Sweely will lead a discussion group, “Sin and the Cinema,” on the third Wednesday of each month, from 6:45-9:30 p.m., starting in October and going through February. Participants will view The Good Son, The Sea of Grass, One Flew Over the Cuckoo’s Nest, A Thousand Acres and Cider House Rules. The cost for each workshop is $10. To register online, go to www.stpaulsmonastery.org and follow the Benedictine Center Link.
Movies, Sweely believes, have the power to mold our souls and show us life. As we watch problems emerge up there on the screen, we can observe the human condition, and thus see ourselves in clearer, more compassionate ways. Many films address the spiritual side of our nature; so by sitting in darkened theaters, we can watch people struggle with demons just like our own, looking for the gift of grace we yearn for as well.
Sweeley was raised in Tracy, Minn., where two movie theaters were the town’s main source of entertainment. One theater showed westerns and war films, the other recent hits. So when she needed to fill up her free time or feed her imagination, Sweely headed for the movies. They showed her the world, she says, “and formed me more than I’m willing to admit. I liked musicals for a while, until I realized people didn’t break into a song and dance in real life.”
Thus began a life-long love affair with storytelling and filmmaking that-when done well, she explains-show us how to find redemption and live better, happier lives. Film director Martin Scorsese would agree. “The movie house, like the church,” he once said, “is a place for people to come together and share a common experience.”
According to Sweely, that common experience is found watching stories unfold and leaving the theater with a deeper understanding of our shared humanity.
“Films tell us a lot,” she explains. “We can learn from the mistakes of characters living unhealthy lifestyles or creating destructive situations for themselves. They show us the need to make better choices and live daily life in a smarter way.
“There aren’t too many opportunities in this life to try everything and be all we want to be. Characters in novels and films, however, can do it for us. We can learn from people who have fulfilled their dreams, yet experience disappointment. We can avoid pain by seeing how they struggle with their own inner demons. We can begin to understand why some people are unpleasant or hard to work with. How do we deal with difficult people? How do we deal with our own problems? Good books and films give us some answers. They help us decode our own – and other people’s – possibilities for sin and redemption.”

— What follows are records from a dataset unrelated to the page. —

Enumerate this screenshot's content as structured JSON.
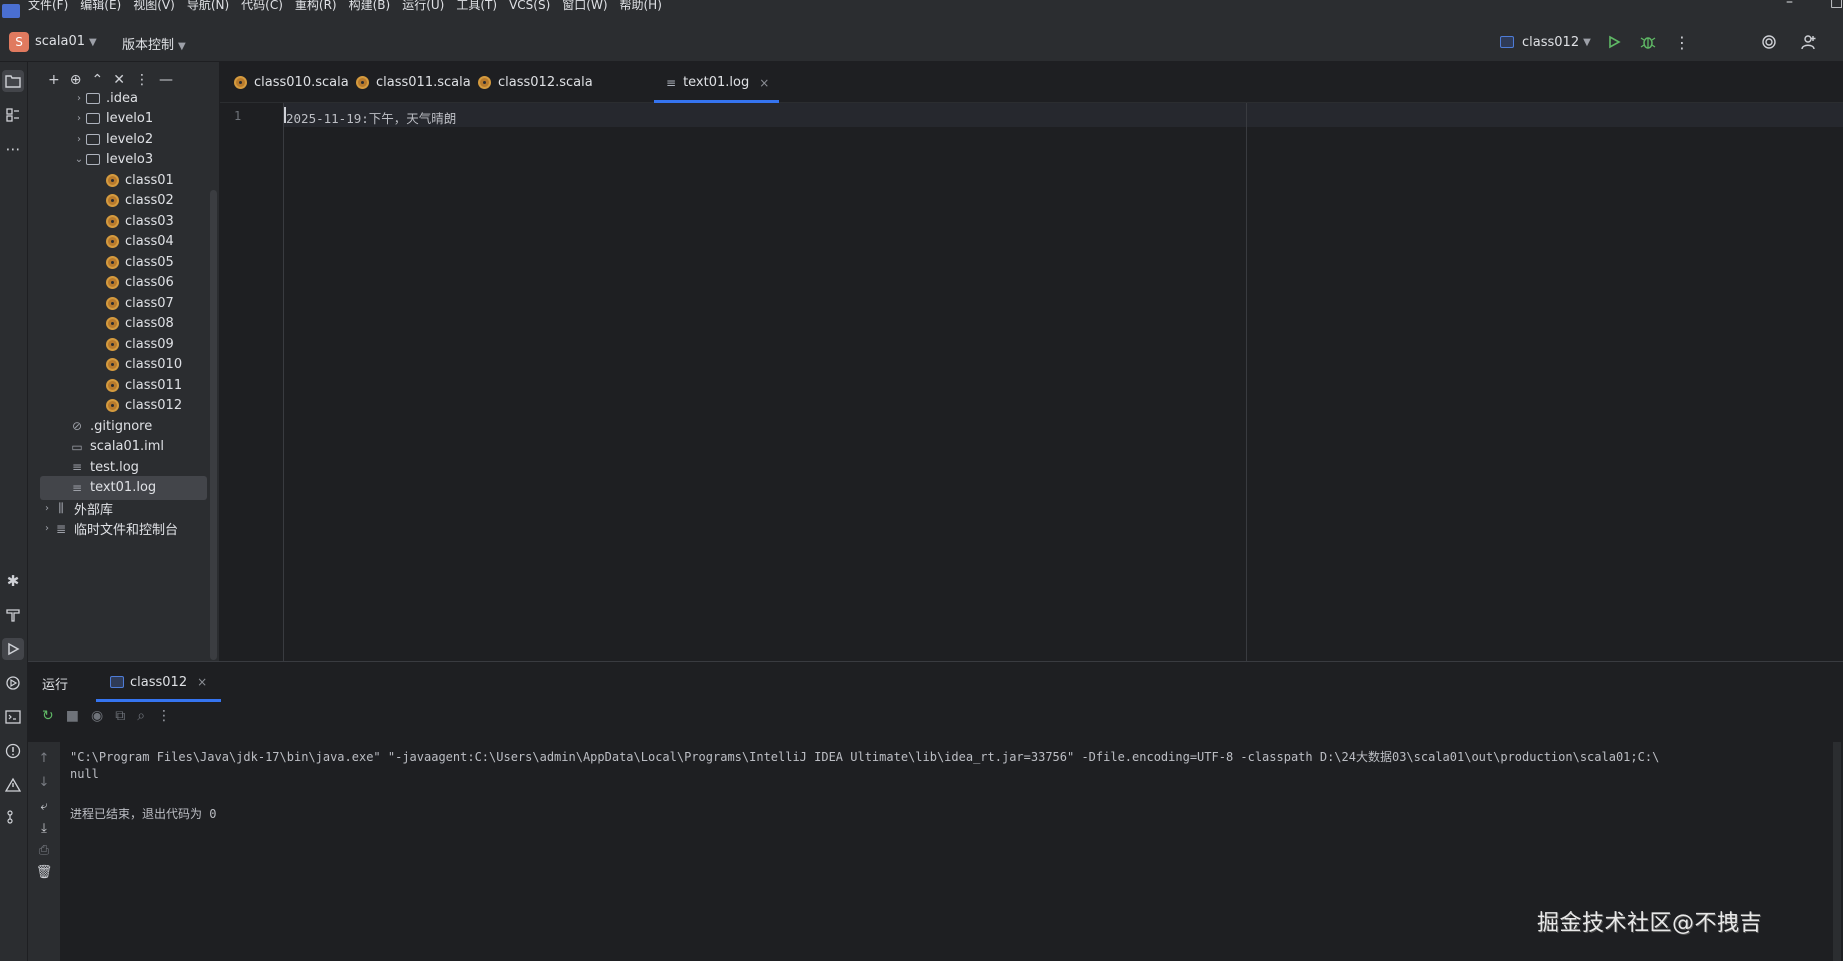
{
  "menu": [
    "文件(F)",
    "编辑(E)",
    "视图(V)",
    "导航(N)",
    "代码(C)",
    "重构(R)",
    "构建(B)",
    "运行(U)",
    "工具(T)",
    "VCS(S)",
    "窗口(W)",
    "帮助(H)"
  ],
  "toolbar": {
    "project_badge": "S",
    "project_name": "scala01",
    "vcs_label": "版本控制",
    "run_config": "class012",
    "icons": [
      "run-icon",
      "debug-icon",
      "more-icon",
      "ai-icon",
      "add-user-icon"
    ]
  },
  "project_tree": {
    "items": [
      {
        "label": ".idea",
        "indent": 1,
        "kind": "folder",
        "expanded": false
      },
      {
        "label": "levelo1",
        "indent": 1,
        "kind": "package",
        "expanded": false
      },
      {
        "label": "levelo2",
        "indent": 1,
        "kind": "package",
        "expanded": false
      },
      {
        "label": "levelo3",
        "indent": 1,
        "kind": "package",
        "expanded": true
      },
      {
        "label": "class01",
        "indent": 2,
        "kind": "scala"
      },
      {
        "label": "class02",
        "indent": 2,
        "kind": "scala"
      },
      {
        "label": "class03",
        "indent": 2,
        "kind": "scala"
      },
      {
        "label": "class04",
        "indent": 2,
        "kind": "scala"
      },
      {
        "label": "class05",
        "indent": 2,
        "kind": "scala"
      },
      {
        "label": "class06",
        "indent": 2,
        "kind": "scala"
      },
      {
        "label": "class07",
        "indent": 2,
        "kind": "scala"
      },
      {
        "label": "class08",
        "indent": 2,
        "kind": "scala"
      },
      {
        "label": "class09",
        "indent": 2,
        "kind": "scala"
      },
      {
        "label": "class010",
        "indent": 2,
        "kind": "scala"
      },
      {
        "label": "class011",
        "indent": 2,
        "kind": "scala"
      },
      {
        "label": "class012",
        "indent": 2,
        "kind": "scala"
      },
      {
        "label": ".gitignore",
        "indent": 0,
        "kind": "ignore"
      },
      {
        "label": "scala01.iml",
        "indent": 0,
        "kind": "iml"
      },
      {
        "label": "test.log",
        "indent": 0,
        "kind": "log"
      },
      {
        "label": "text01.log",
        "indent": 0,
        "kind": "log",
        "selected": true
      },
      {
        "label": "外部库",
        "indent": -1,
        "kind": "library",
        "expanded": false
      },
      {
        "label": "临时文件和控制台",
        "indent": -1,
        "kind": "scratch",
        "expanded": false
      }
    ]
  },
  "tabs": [
    {
      "label": "class010.scala",
      "kind": "scala"
    },
    {
      "label": "class011.scala",
      "kind": "scala"
    },
    {
      "label": "class012.scala",
      "kind": "scala"
    },
    {
      "label": "text01.log",
      "kind": "log",
      "active": true,
      "close": "×"
    }
  ],
  "editor": {
    "line_number": "1",
    "line_text": "2025-11-19:下午，天气晴朗"
  },
  "run_panel": {
    "title": "运行",
    "tab_label": "class012",
    "tab_close": "×",
    "console": [
      "\"C:\\Program Files\\Java\\jdk-17\\bin\\java.exe\" \"-javaagent:C:\\Users\\admin\\AppData\\Local\\Programs\\IntelliJ IDEA Ultimate\\lib\\idea_rt.jar=33756\" -Dfile.encoding=UTF-8 -classpath D:\\24大数据03\\scala01\\out\\production\\scala01;C:\\",
      "null",
      "",
      "进程已结束，退出代码为 0"
    ]
  },
  "watermark": "掘金技术社区@不拽吉"
}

Movies of love, mystery and adventure had such an impact on Sweely’s growing-up years that she went on to pursue a masters degree in Communication and Film at Notre Dame University. And – as a teacher of English and Film – she has shared her love with thousands of high school students throughout the country. She is now serving as a librarian for St. Paul’s Monastery, but confesses, “I’m really a teacher at heart.”
For that reason, she teaches film courses through the Benedictine Center, hoping to “snare” people into coming together and talking about movies. She says her series “Sin and the Cinema” will explore the “less attractive facets of the human condition, but with characters who yearn for release.”
For information, call (651) 777-7251 or e-mail email@example.com. The Benedictine Center is located at 2675 Larpenteur Ave. E. in Maplewood.